Your $10,000 isn't worth $3.3 million!
You see, assuming your fund manager hits you up for a 2% fee -- not cheap, but hardly unheard of -- you would owe the guy about $55,000. That seems fair enough. After all, he or she just made you $3.3 million.

But there's a catch. That $55,000 is for the past year alone. You've been paying out every year along the way. In fact, by New Year's Day 2000, you'd have paid out about $130,000 in fees, and the lost profits on those fees have cost you a lot more -- another $600,000 or so. And that's over 10 short years.

All in, that's about $730,000 -- a high price, but it gets worse. Imagine if you'd invested $20,000 instead of $10,000. You'd be paying twice as much. And what do you get for all of that extra money -- for paying twice as much? Not a darn thing, as far as I can tell.

It gets worse
Now, what if it turns out that you're paying for nothing? I mean, let's face it; you're not going to find a miracle fund like the one I just described. Your fund manager won't be a genius. More likely, your manager's an Ivy League MBA wanting to keep his job and follow the herd -- or worse.

Don't believe me? Look at the list of widely held institutional stocks. I guarantee you'll find at least two of the three we just discussed, plus General Electric (NYSE:GE), Intel (NASDAQ:INTC), and ExxonMobil (NYSE:XOM). Now, run down the top holdings in your mutual funds. See anything familiar?

Worse, even if your fund manager did stumble on a game-changer like Electronic Arts (NASDAQ:ERTS) or some other 10-bagger, what are the chances he would have held on? More likely, you'd have been in and out many times over. You guessed it: In addition to the outrageous annual fee, you'd have been murdered on taxes and transaction fees!

And it gets worse  ...
In any given year, the IRS has kindly agreed to tax you only on what you earn.

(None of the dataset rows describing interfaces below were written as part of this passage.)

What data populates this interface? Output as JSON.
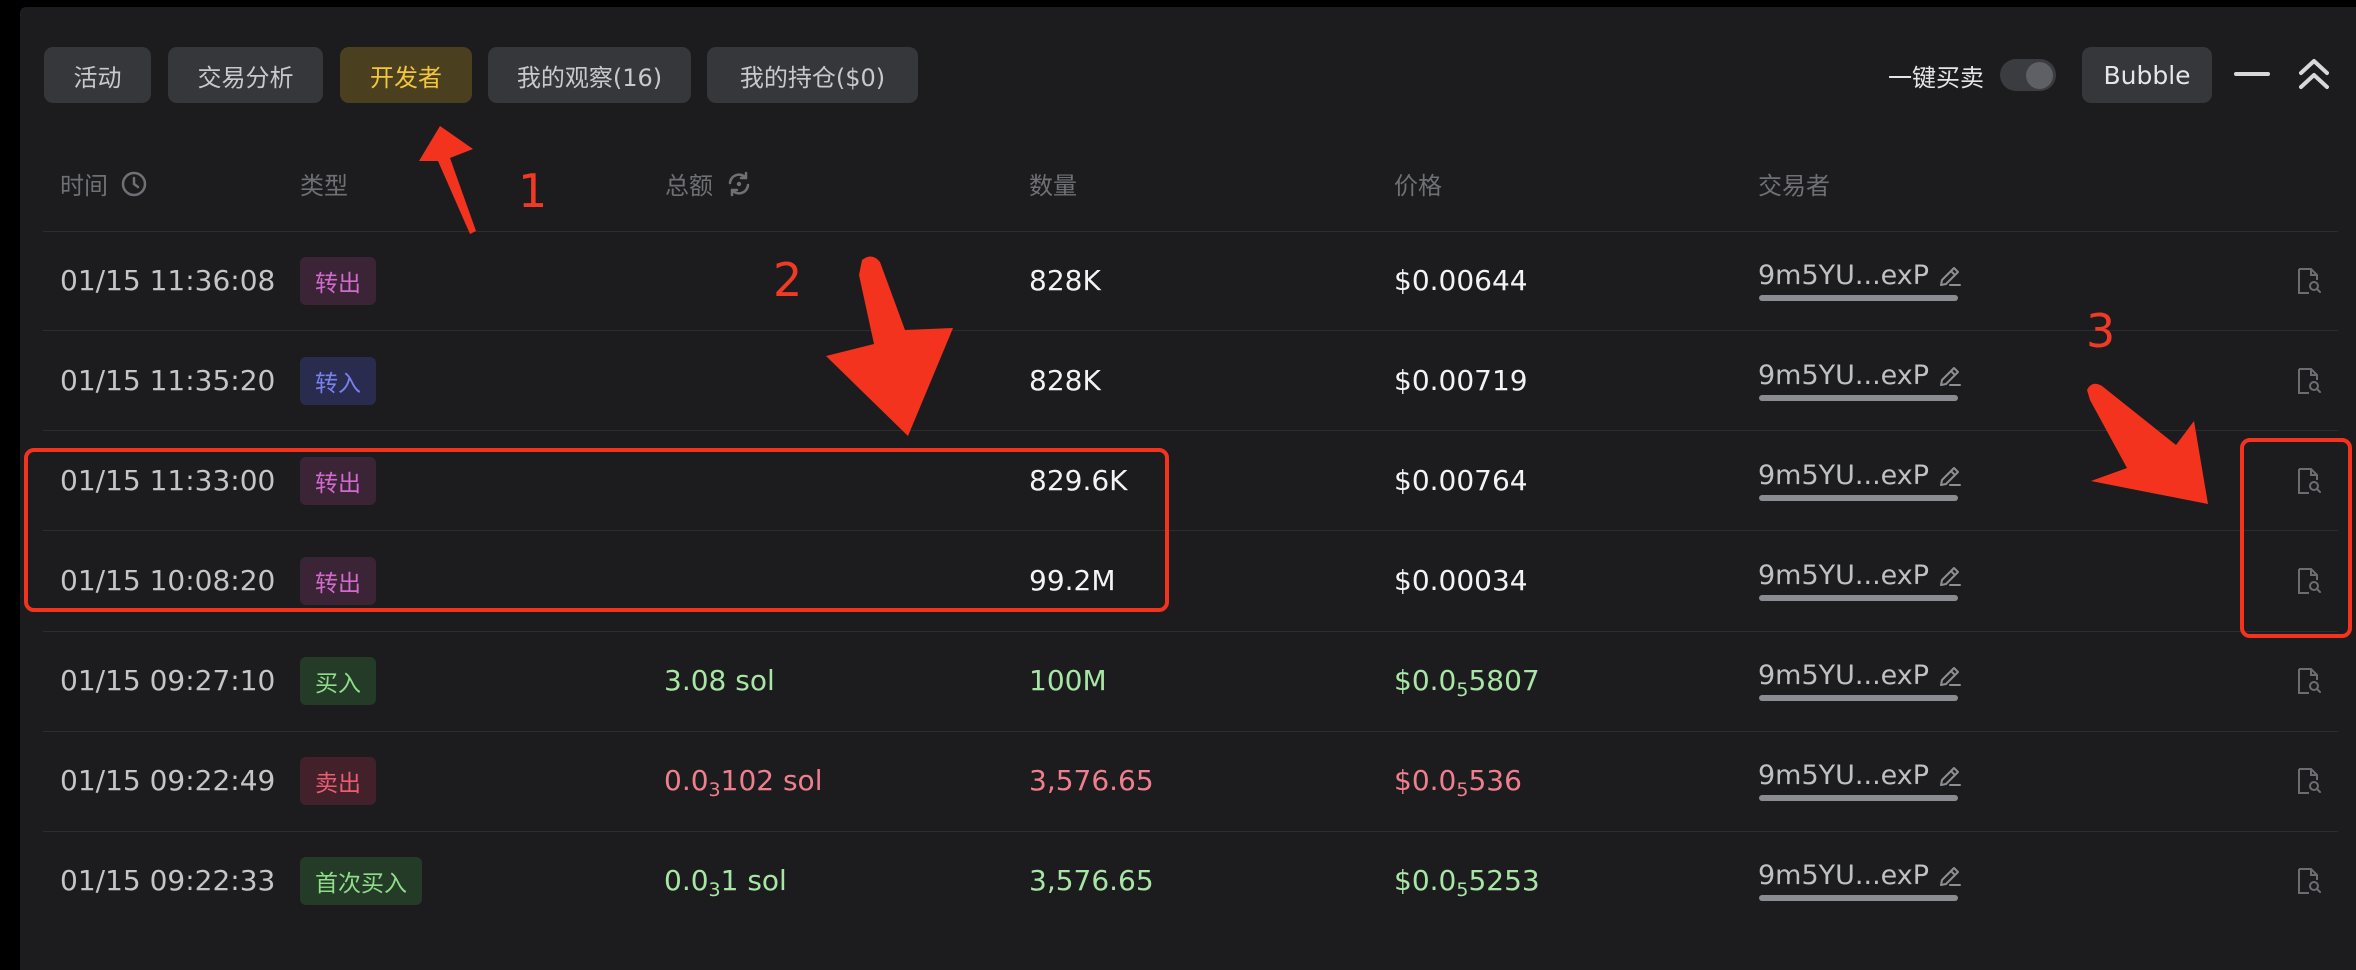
{
  "tabs": [
    {
      "label": "活动",
      "active": false
    },
    {
      "label": "交易分析",
      "active": false
    },
    {
      "label": "开发者",
      "active": true
    },
    {
      "label": "我的观察(16)",
      "active": false
    },
    {
      "label": "我的持仓($0)",
      "active": false
    }
  ],
  "toolbar": {
    "one_click_label": "一键买卖",
    "bubble_label": "Bubble",
    "minimize_icon": "minus-icon",
    "collapse_icon": "chevrons-up-icon"
  },
  "columns": {
    "time": "时间",
    "type": "类型",
    "total": "总额",
    "quantity": "数量",
    "price": "价格",
    "trader": "交易者"
  },
  "rows": [
    {
      "time": "01/15 11:36:08",
      "type": "转出",
      "type_kind": "out",
      "amount": "",
      "amount_sub": "",
      "amount_tail": "",
      "quantity": "828K",
      "price": "$0.00644",
      "price_sub": "",
      "price_tail": "",
      "trader": "9m5YU...exP",
      "color": "white"
    },
    {
      "time": "01/15 11:35:20",
      "type": "转入",
      "type_kind": "in",
      "amount": "",
      "amount_sub": "",
      "amount_tail": "",
      "quantity": "828K",
      "price": "$0.00719",
      "price_sub": "",
      "price_tail": "",
      "trader": "9m5YU...exP",
      "color": "white"
    },
    {
      "time": "01/15 11:33:00",
      "type": "转出",
      "type_kind": "out",
      "amount": "",
      "amount_sub": "",
      "amount_tail": "",
      "quantity": "829.6K",
      "price": "$0.00764",
      "price_sub": "",
      "price_tail": "",
      "trader": "9m5YU...exP",
      "color": "white"
    },
    {
      "time": "01/15 10:08:20",
      "type": "转出",
      "type_kind": "out",
      "amount": "",
      "amount_sub": "",
      "amount_tail": "",
      "quantity": "99.2M",
      "price": "$0.00034",
      "price_sub": "",
      "price_tail": "",
      "trader": "9m5YU...exP",
      "color": "white"
    },
    {
      "time": "01/15 09:27:10",
      "type": "买入",
      "type_kind": "buy",
      "amount": "3.08 sol",
      "amount_sub": "",
      "amount_tail": "",
      "quantity": "100M",
      "price": "$0.0",
      "price_sub": "5",
      "price_tail": "5807",
      "trader": "9m5YU...exP",
      "color": "green"
    },
    {
      "time": "01/15 09:22:49",
      "type": "卖出",
      "type_kind": "sell",
      "amount": "0.0",
      "amount_sub": "3",
      "amount_tail": "102 sol",
      "quantity": "3,576.65",
      "price": "$0.0",
      "price_sub": "5",
      "price_tail": "536",
      "trader": "9m5YU...exP",
      "color": "red"
    },
    {
      "time": "01/15 09:22:33",
      "type": "首次买入",
      "type_kind": "buy",
      "amount": "0.0",
      "amount_sub": "3",
      "amount_tail": "1 sol",
      "quantity": "3,576.65",
      "price": "$0.0",
      "price_sub": "5",
      "price_tail": "5253",
      "trader": "9m5YU...exP",
      "color": "green"
    }
  ],
  "annotations": {
    "n1": "1",
    "n2": "2",
    "n3": "3",
    "color": "#f3331d"
  }
}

Your mutual fund manager takes a cut of everything you have ... year after year after year.

Worse, your manager might not only fail to keep pace with the market in any given year (after all, most do), he or she might actually lose you money. Yet even if you don't make a penny in year 11 of our previous example, you'll still have to hand over another few thousand dollars in fees.

OK, even after all we just discussed, you may have no interest whatsoever in buying your own investments -- even with the help of someone you can trust. If so, mutual funds may be the only game in town. Like I said, it beats staying out of the market, but you can agree that it's a broken model.

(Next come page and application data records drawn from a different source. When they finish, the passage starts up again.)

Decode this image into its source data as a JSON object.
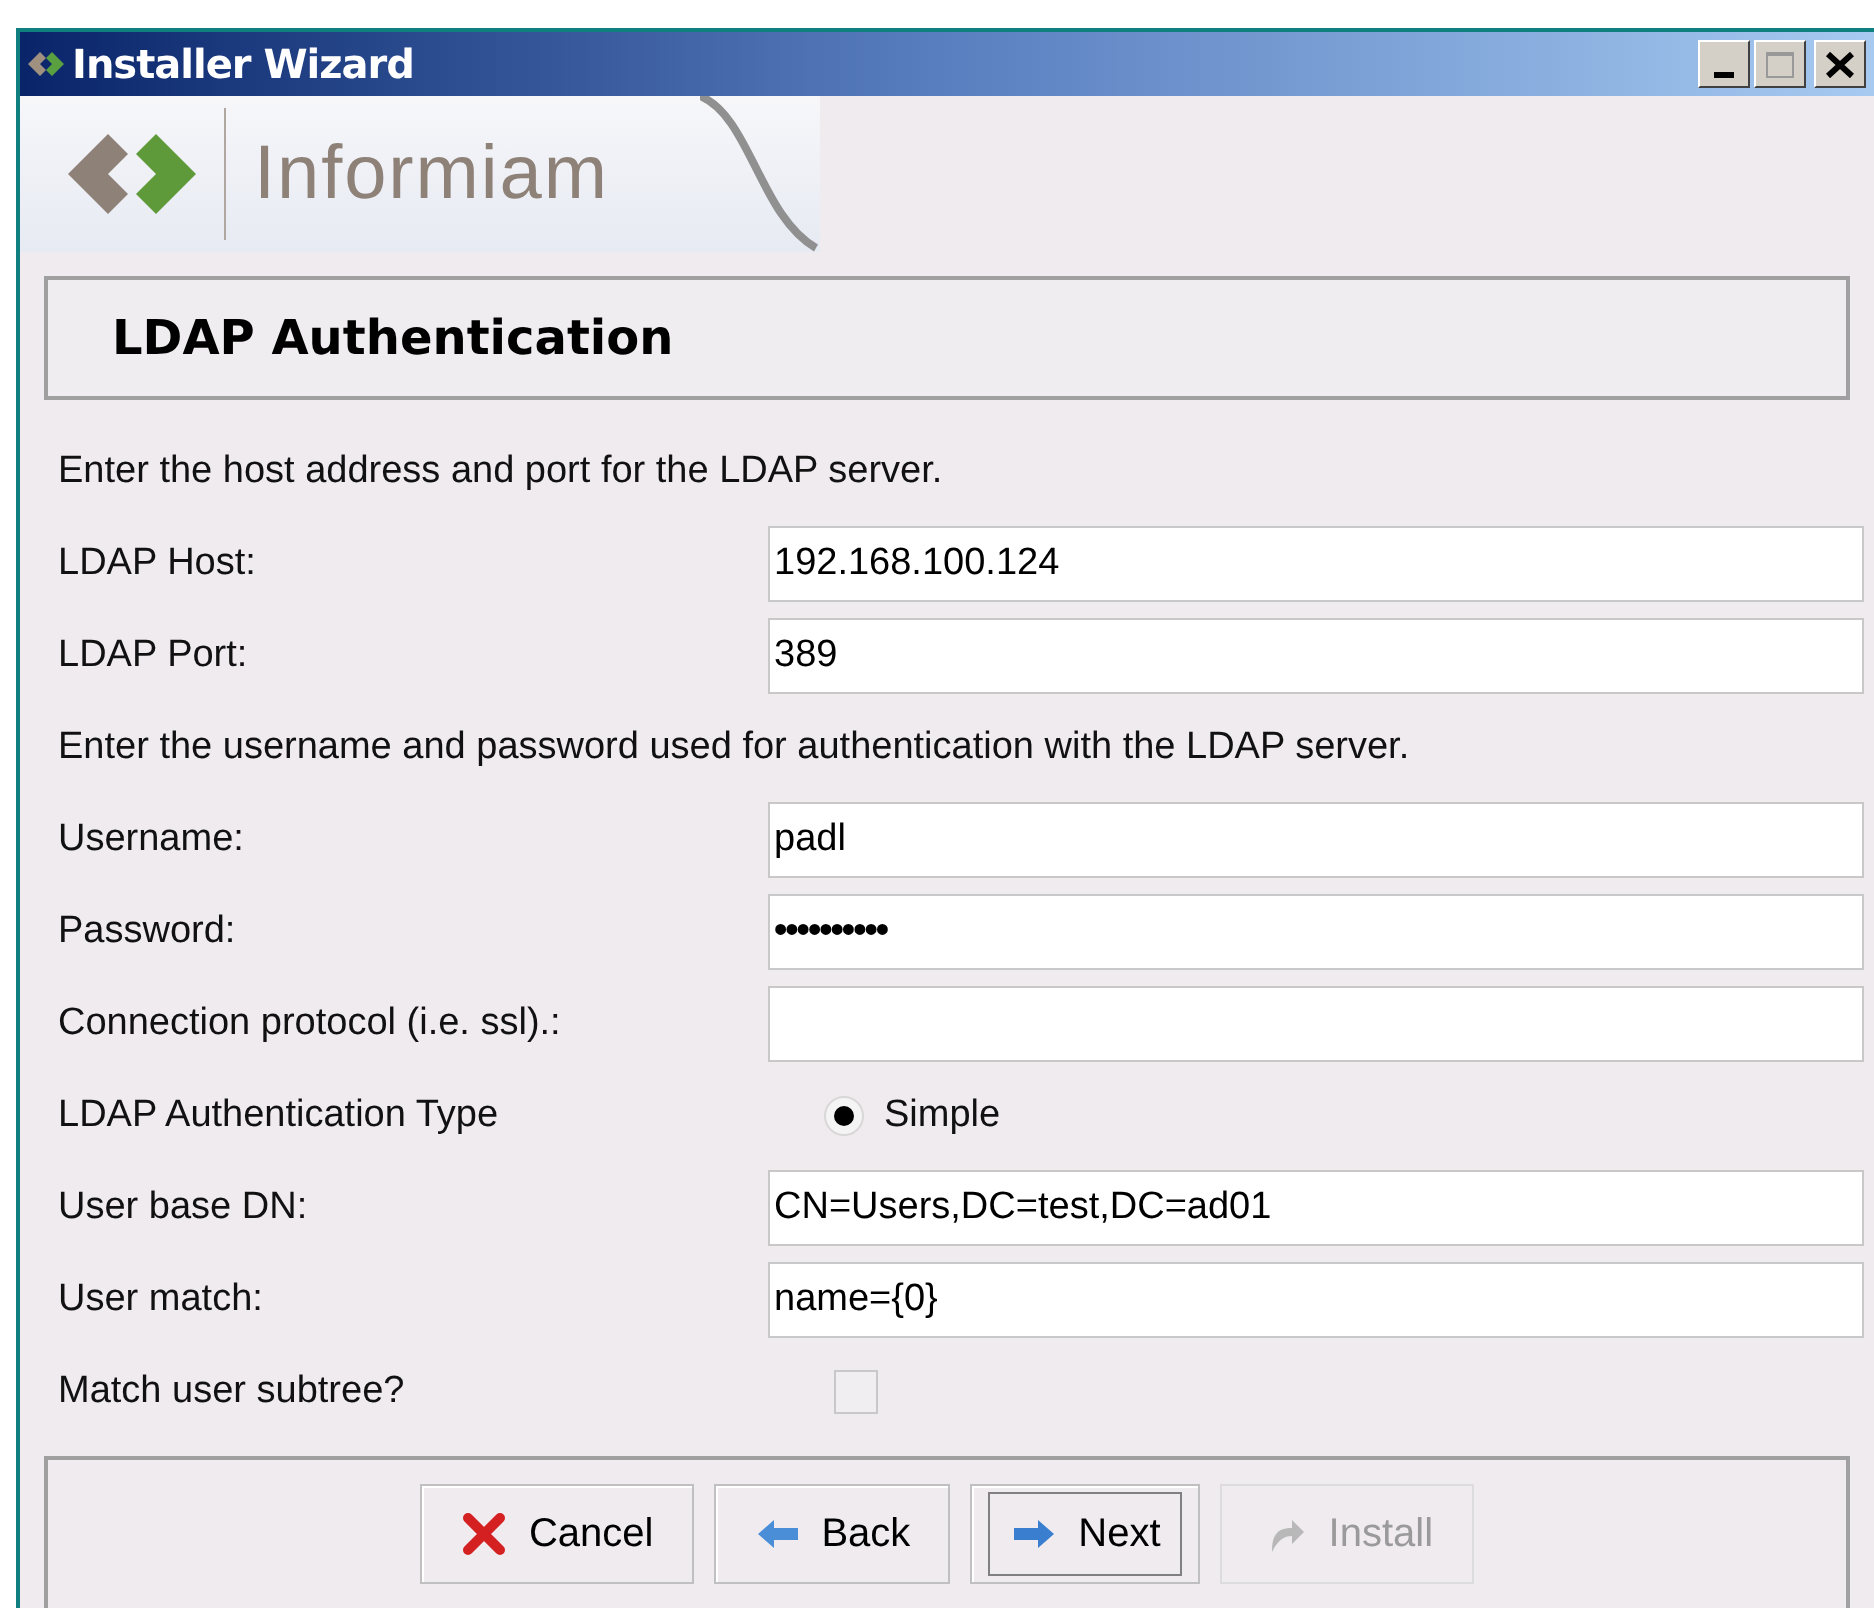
{
  "window": {
    "title": "Installer Wizard"
  },
  "banner": {
    "logo_text": "Informiam"
  },
  "page_title": "LDAP Authentication",
  "rows": [
    {
      "kind": "note",
      "text": "Enter the host address and port for the LDAP server."
    },
    {
      "kind": "text",
      "label": "LDAP Host:",
      "value": "192.168.100.124"
    },
    {
      "kind": "text",
      "label": "LDAP Port:",
      "value": "389"
    },
    {
      "kind": "note",
      "text": "Enter the username and password used for authentication with the LDAP server."
    },
    {
      "kind": "text",
      "label": "Username:",
      "value": "padl"
    },
    {
      "kind": "password",
      "label": "Password:",
      "value": "••••••••••"
    },
    {
      "kind": "text",
      "label": "Connection protocol (i.e. ssl).:",
      "value": ""
    },
    {
      "kind": "radio",
      "label": "LDAP Authentication Type",
      "option": "Simple",
      "selected": true
    },
    {
      "kind": "text",
      "label": "User base DN:",
      "value": "CN=Users,DC=test,DC=ad01"
    },
    {
      "kind": "text",
      "label": "User match:",
      "value": "name={0}"
    },
    {
      "kind": "checkbox",
      "label": "Match user subtree?",
      "checked": false
    }
  ],
  "buttons": [
    {
      "kind": "cancel",
      "label": "Cancel",
      "disabled": false,
      "focused": false
    },
    {
      "kind": "back",
      "label": "Back",
      "disabled": false,
      "focused": false
    },
    {
      "kind": "next",
      "label": "Next",
      "disabled": false,
      "focused": true
    },
    {
      "kind": "install",
      "label": "Install",
      "disabled": true,
      "focused": false
    }
  ]
}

Something better to consider
If you balk at buying a house in the Hamptons for somebody you don't even know, here's a better idea a lot of folks are considering. Why not start managing some of your own investments? You don't need to sell all your funds at once, and now you don't need to go it alone.

Each month, Motley Fool co-founders David and Tom Gardner handpick one investment idea and pass it along to their Motley Fool Stock Advisor subscribers. They can't guarantee their picks will outperform the S&P 500 every year, but they have over the past seven-plus years -- by more than 50 percentage points on average.

Best of all, if you decide to follow along and your portfolio grows year after year, your costs won't. Turning to David and Tom Gardner for help won't set you back two grand a year to join the $100,000 club ... or $120,000 a year to be the $6 million man or woman. That should be your goal, after all -- and it isn't one you should approach with mixed feelings.

To steal a phrase from that sour-faced know-it-all on the TD AMERITRADE commercials, "You can do this." For a little help, give Motley Fool Stock Advisor a try. If you click on the link below, you can even try the entire service free for 30 days, and there's no obligation to join. To learn more, click here now.

This article was originally published June 13, 2006. It has been updated.

Fool contributor Paul Elliott doesn't own any of the stocks mentioned. Intel and Microsoft are Motley Fool Inside Value selections. Electronic Arts is a Stock Advisor pick. The Fool owns shares of and has written puts on Oracle. Motley Fool Options has recommended buying calls on Intel and diagonal calls on Microsoft. You can see all of David and Tom's Stock Advisor picks instantly with your free trial. The Motley Fool has a disclosure policy that prefers Assateague to the Hamptons.